A new, collaborative project from the University of Arizona, Arizona Western College, and Imperial Valley College will develop an educational pipeline for nutrition and dietetics professionals in Yuma, Arizona— thanks to a $983,112 grant from the U.S. Department of Agriculture’s (USDA) National Institute of Food and Agriculture (NIFA).
The project, entitled SALUDABLES (Strengthening Awareness for Living Healthy Using Dietetics Approaches and Boosting Local Educational Success), will address health and educational disparities in the Southwest border region by increasing interest in nutrition and health careers and creating a clear educational pathway for students in Yuma and Imperial counties.
“Stakeholders in the Yuma community identified a need for more nutrition and health professionals in the area,” explained project director Ashlee Linares-Gaffer, associate professor in the University of Arizona School of Nutritional Sciences and Wellness. “It’s difficult to recruit and retain healthcare professionals in rural environments.

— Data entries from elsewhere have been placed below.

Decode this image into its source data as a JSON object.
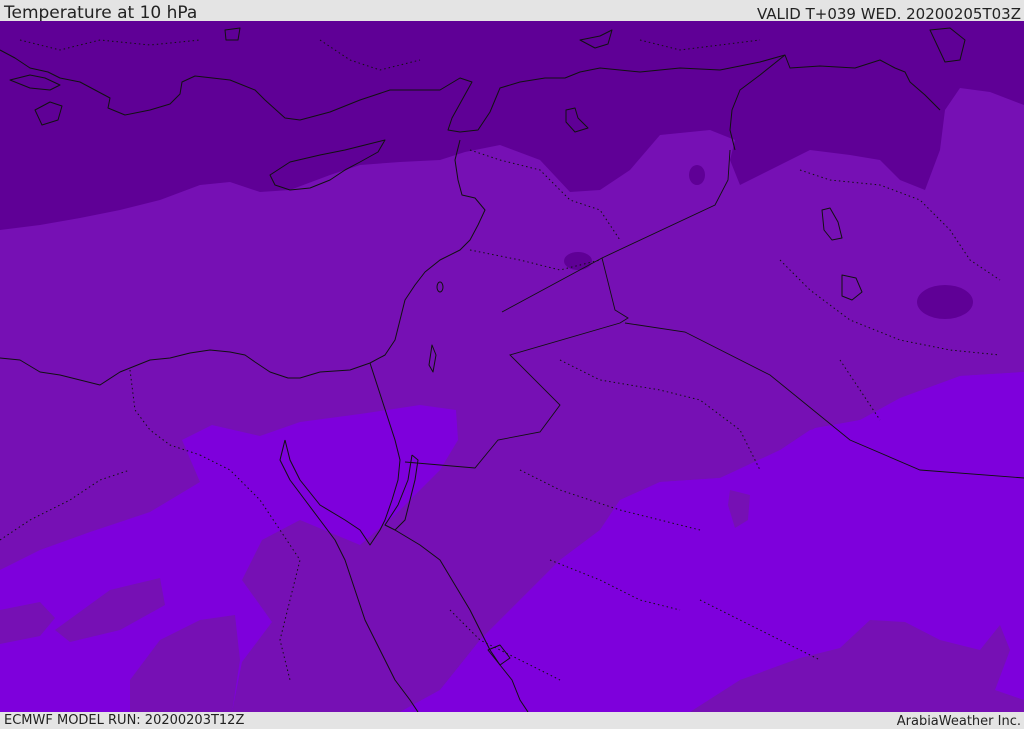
{
  "header": {
    "title": "Temperature at 10 hPa",
    "valid": "VALID T+039 WED. 20200205T03Z"
  },
  "footer": {
    "model_run": "ECMWF MODEL RUN: 20200203T12Z",
    "credit": "ArabiaWeather Inc."
  },
  "map": {
    "field": "temperature",
    "level": "10 hPa",
    "colors": {
      "darkest": "#5f0096",
      "dark": "#7610b4",
      "mid": "#7a10c0",
      "light": "#7e00dc",
      "patch": "#7a0cc8"
    }
  }
}
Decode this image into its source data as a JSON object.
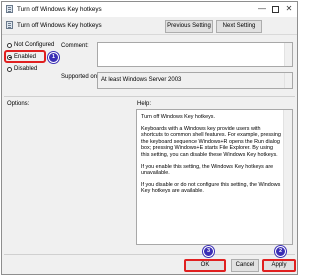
{
  "window": {
    "title": "Turn off Windows Key hotkeys",
    "controls": {
      "minimize": "—",
      "close": "✕"
    }
  },
  "header": {
    "setting_title": "Turn off Windows Key hotkeys",
    "previous_label": "Previous Setting",
    "next_label": "Next Setting"
  },
  "radios": {
    "not_configured": "Not Configured",
    "enabled": "Enabled",
    "disabled": "Disabled",
    "selected": "enabled"
  },
  "labels": {
    "comment": "Comment:",
    "supported_on": "Supported on:",
    "options": "Options:",
    "help": "Help:"
  },
  "supported_value": "At least Windows Server 2003",
  "help_text": [
    "Turn off Windows Key hotkeys.",
    "Keyboards with a Windows key provide users with shortcuts to common shell features. For example, pressing the keyboard sequence Windows+R opens the Run dialog box; pressing Windows+E starts File Explorer. By using this setting, you can disable these Windows Key hotkeys.",
    "If you enable this setting, the Windows Key hotkeys are unavailable.",
    "If you disable or do not configure this setting, the Windows Key hotkeys are available."
  ],
  "buttons": {
    "ok": "OK",
    "cancel": "Cancel",
    "apply": "Apply"
  },
  "annotations": {
    "step1": "1",
    "step2": "2",
    "step3": "3",
    "highlight_color": "#e02020",
    "badge_color": "#3b2fb5"
  }
}
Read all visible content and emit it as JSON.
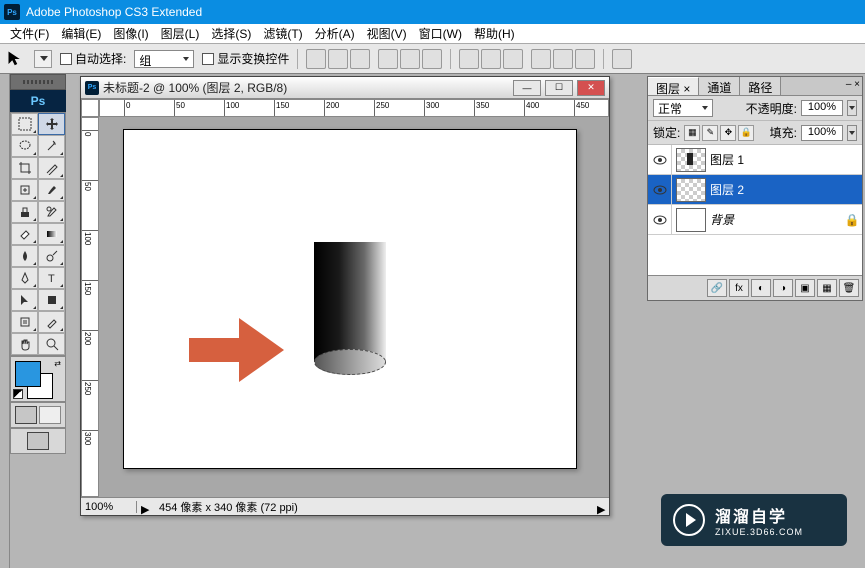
{
  "app": {
    "title": "Adobe Photoshop CS3 Extended",
    "icon_label": "Ps"
  },
  "menus": [
    "文件(F)",
    "编辑(E)",
    "图像(I)",
    "图层(L)",
    "选择(S)",
    "滤镜(T)",
    "分析(A)",
    "视图(V)",
    "窗口(W)",
    "帮助(H)"
  ],
  "options": {
    "auto_select_label": "自动选择:",
    "group_label": "组",
    "show_transform_label": "显示变换控件"
  },
  "document": {
    "title": "未标题-2 @ 100% (图层 2, RGB/8)",
    "ruler_h": [
      "0",
      "50",
      "100",
      "150",
      "200",
      "250",
      "300",
      "350",
      "400",
      "450"
    ],
    "ruler_v": [
      "0",
      "50",
      "100",
      "150",
      "200",
      "250",
      "300"
    ],
    "zoom": "100%",
    "status": "454 像素 x 340 像素 (72 ppi)"
  },
  "layers_panel": {
    "tabs": [
      "图层 ×",
      "通道",
      "路径"
    ],
    "blend_mode": "正常",
    "opacity_label": "不透明度:",
    "opacity_value": "100%",
    "lock_label": "锁定:",
    "fill_label": "填充:",
    "fill_value": "100%",
    "layers": [
      {
        "name": "图层 1",
        "selected": false,
        "thumb": "checker-cyl",
        "locked": false,
        "bg": false
      },
      {
        "name": "图层 2",
        "selected": true,
        "thumb": "checker",
        "locked": false,
        "bg": false
      },
      {
        "name": "背景",
        "selected": false,
        "thumb": "white",
        "locked": true,
        "bg": true
      }
    ]
  },
  "watermark": {
    "cn": "溜溜自学",
    "url": "ZIXUE.3D66.COM"
  }
}
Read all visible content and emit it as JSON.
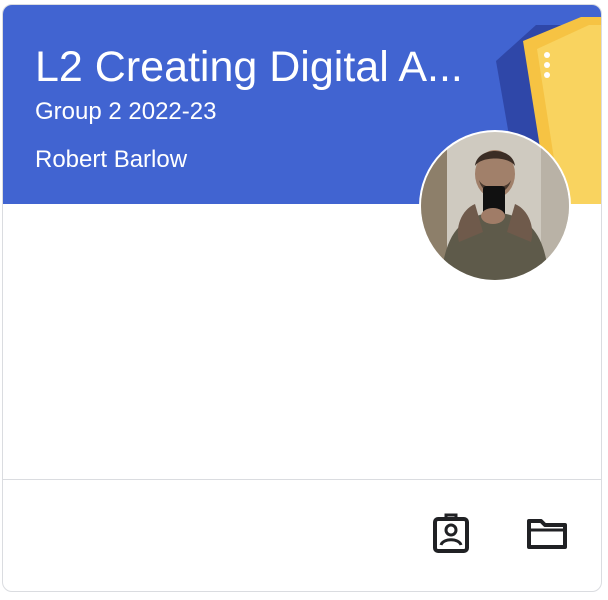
{
  "course": {
    "title": "L2 Creating Digital A...",
    "section": "Group 2 2022-23",
    "teacher": "Robert Barlow"
  },
  "icons": {
    "more": "more-vert-icon",
    "assignment": "assignment-ind-icon",
    "folder": "folder-icon"
  },
  "colors": {
    "header": "#4164d1",
    "notebook": "#f6c343",
    "notebook_spine": "#2f47a8",
    "earbuds": "#2a3f9e"
  }
}
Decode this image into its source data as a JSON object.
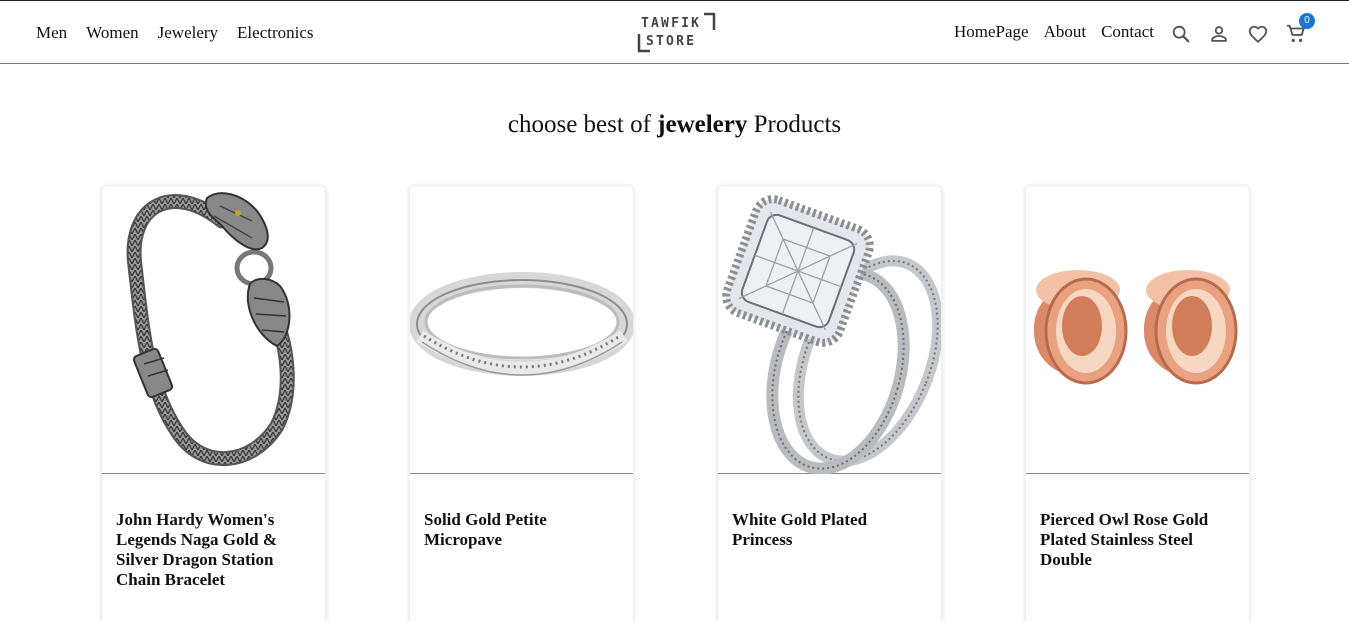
{
  "header": {
    "nav_left": [
      "Men",
      "Women",
      "Jewelery",
      "Electronics"
    ],
    "logo": {
      "line1": "TAWFIK",
      "line2": "STORE"
    },
    "nav_right": [
      "HomePage",
      "About",
      "Contact"
    ],
    "icons": [
      "search-icon",
      "account-icon",
      "heart-icon",
      "cart-icon"
    ],
    "cart_count": "0",
    "badge_color": "#1976d2"
  },
  "main": {
    "heading_prefix": "choose best of ",
    "heading_category": "jewelery",
    "heading_suffix": " Products",
    "products": [
      {
        "title": "John Hardy Women's Legends Naga Gold & Silver Dragon Station Chain Bracelet",
        "image": "silver dragon chain bracelet"
      },
      {
        "title": "Solid Gold Petite Micropave",
        "image": "silver micropave ring"
      },
      {
        "title": "White Gold Plated Princess",
        "image": "diamond princess ring set"
      },
      {
        "title": "Pierced Owl Rose Gold Plated Stainless Steel Double",
        "image": "rose gold ear plugs"
      }
    ]
  }
}
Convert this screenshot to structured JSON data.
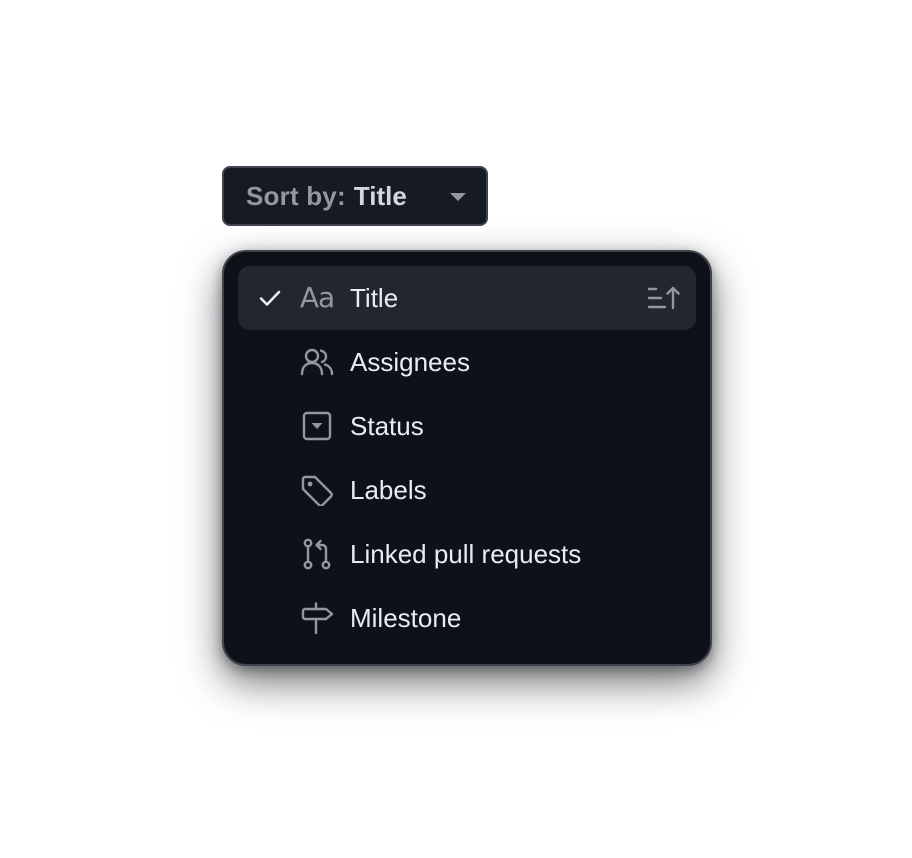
{
  "sort_button": {
    "prefix": "Sort by:",
    "value": "Title",
    "caret_icon": "triangle-down-icon"
  },
  "menu": {
    "items": [
      {
        "label": "Title",
        "icon": "typography-icon",
        "icon_text": "Aa",
        "selected": true,
        "direction_icon": "sort-ascending-icon"
      },
      {
        "label": "Assignees",
        "icon": "people-icon",
        "selected": false
      },
      {
        "label": "Status",
        "icon": "single-select-icon",
        "selected": false
      },
      {
        "label": "Labels",
        "icon": "tag-icon",
        "selected": false
      },
      {
        "label": "Linked pull requests",
        "icon": "git-pull-request-icon",
        "selected": false
      },
      {
        "label": "Milestone",
        "icon": "milestone-icon",
        "selected": false
      }
    ]
  },
  "colors": {
    "background": "#ffffff",
    "surface": "#0e1218",
    "button_surface": "#161b22",
    "border": "#3d444d",
    "active_row": "#212630",
    "text_primary": "#e6edf3",
    "text_muted": "#9198a1"
  }
}
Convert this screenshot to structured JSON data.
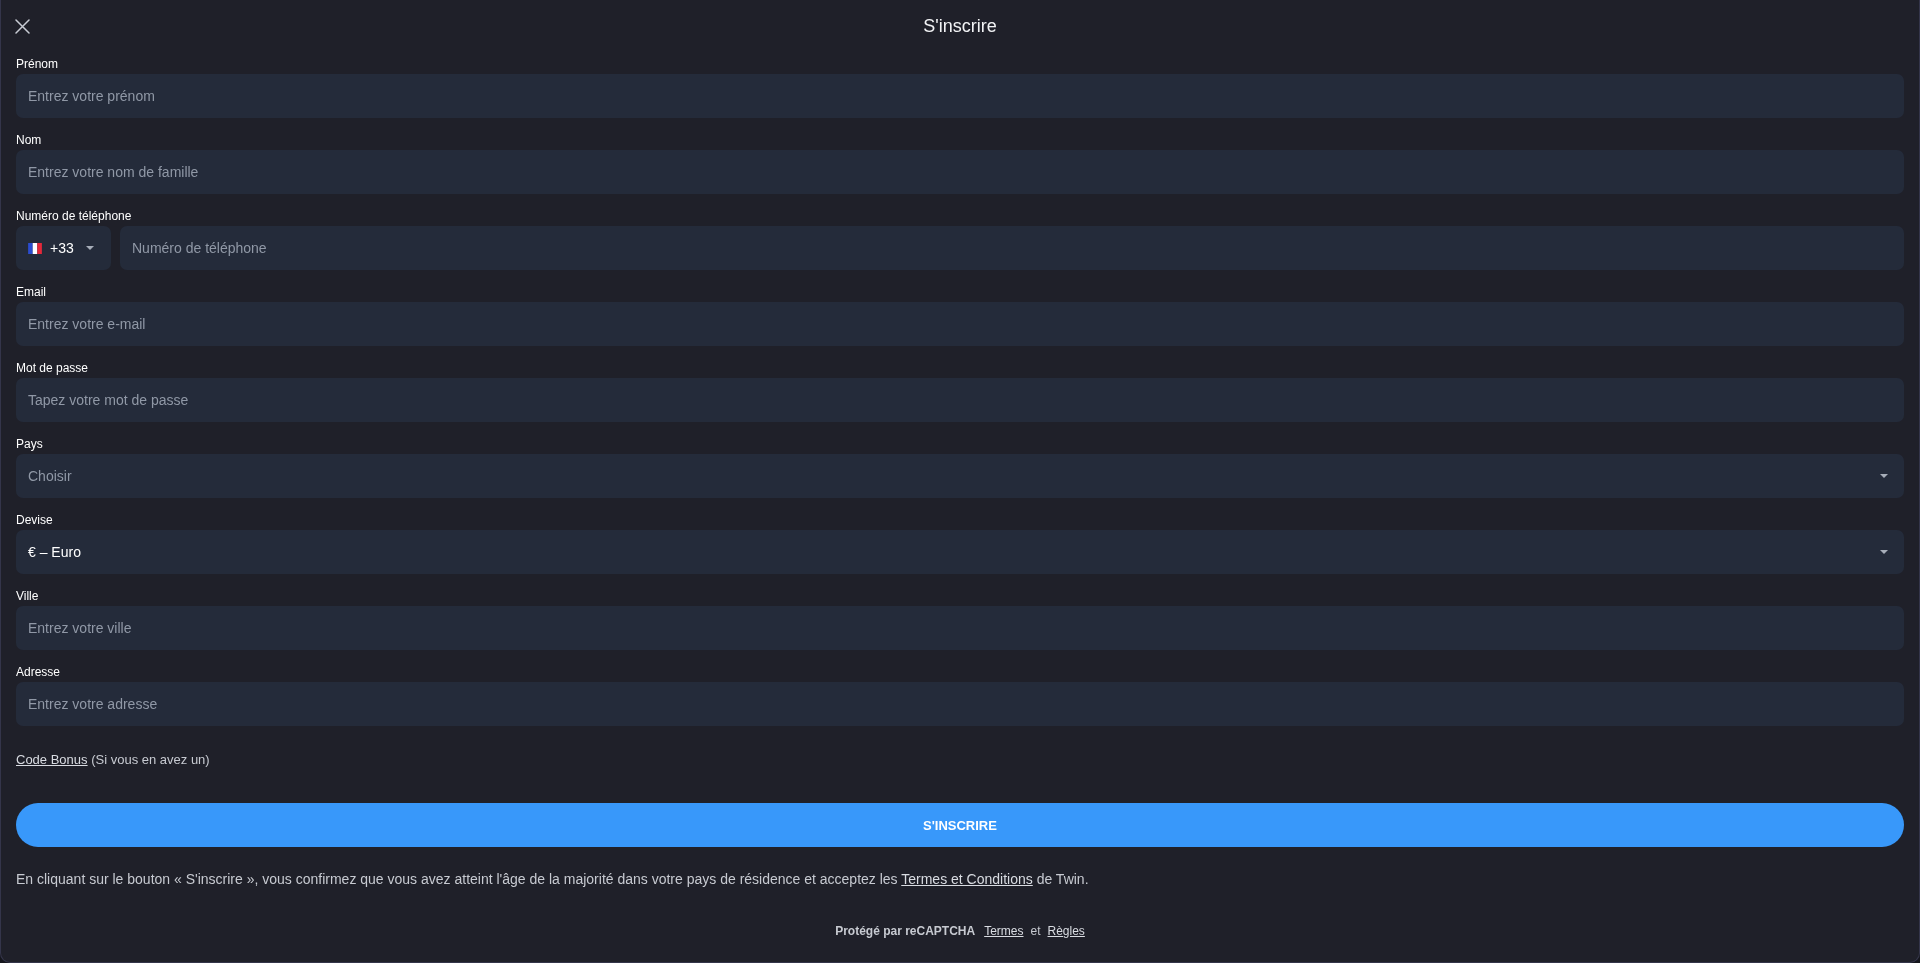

Even though the pay can be quite competitive, people who come in from other places often don’t stay long-term. SALUDABLES will build a pipeline so that students from the area can complete their training, start to finish, in Yuma, in the hope that students will stay and build their professional careers there.”
SALUDABLES builds on existing partnerships between UArizona Yuma and the two community colleges in the area, Arizona Western College and Imperial Valley College. Students can already complete the first two years towards a bachelor’s degree in nutritional sciences at AWC or IVC and transfer to UArizona Yuma for their final two years. The new project will extend the educational infrastructure in two directions, with outreach to local K-12 schools as well as financial and academic support to help students apply to graduate schools and competitive professional internships, both of which are required to earn the registered dietitian credential.
“We’ve worked hard to develop a hybrid of online and in-person coursework for the juniors and seniors who come to us from the community colleges,” said Tanya Hodges, Regional Academic Program Manager for UArizona Yuma. “But now we need to help them with the next steps: How do we make them highly qualified candidates for master’s programs? How do we give them support so they can be successful in the graduate coursework? How do we help them get all the way to the finish line?”
One way SALUDABLES will try to meet those challenges is mentorship at every level. “We want to keep people engaged for as long as possible throughout the process,” Linares-Gaffer said. “This grant will help us create mentorship systems that are repeatable and scalable, so that every year you have undergrads and grad students going out to the high schools for outreach, then you’ve got grad students mentoring our undergrads, and hopefully alumni who are working dietitians mentoring the grad students.”
Stackable credentials are another way SALUDABLES hopes to keep students invested as they move along the pipeline. The USDA / NIFA grant will help partner institution AWC develop coursework that will offer their students the option to earn a certificate in health coaching while they pursue an associate’s degree.
“Some of these students are overwhelmed with the whole concept of going to a four-year college, much less graduate school,” explained Jane Peabody, Arizona Western College Coordinator of Physical and Wellness Education. “If you can just start them with that first step, earning that certificate, it helps them to believe they can complete the next step. Plus, then they can work in their area of expertise while they’re in school, since most of our students also need to work.”
The grant for SALUDABLES is part of NIFA’s Hispanic-Serving Institution (HSI) Education Grants Program, which supports the efforts of HSIs to foster academic development and career attainment for underrepresented groups. “All three partner institutions are HSIs,” Linares-Gaffer said. “The majority of our students in Yuma are Hispanic and Latinx, and a lot of them are first-generation college students. SALUDABLES will help these students navigate the higher education system, and it will increase diversity in the field of nutrition and dietetics, which is something we really need.”
Peabody agrees that students need to see successful professionals with backgrounds similar to theirs. “It really brings more to the students if [their mentors] are homegrown,” she said. “They’ve been in those shoes; they’ve sat in those seats; and so if they can do it, it’s attainable for our students, too. I’m really looking forward to watching it come full circle.”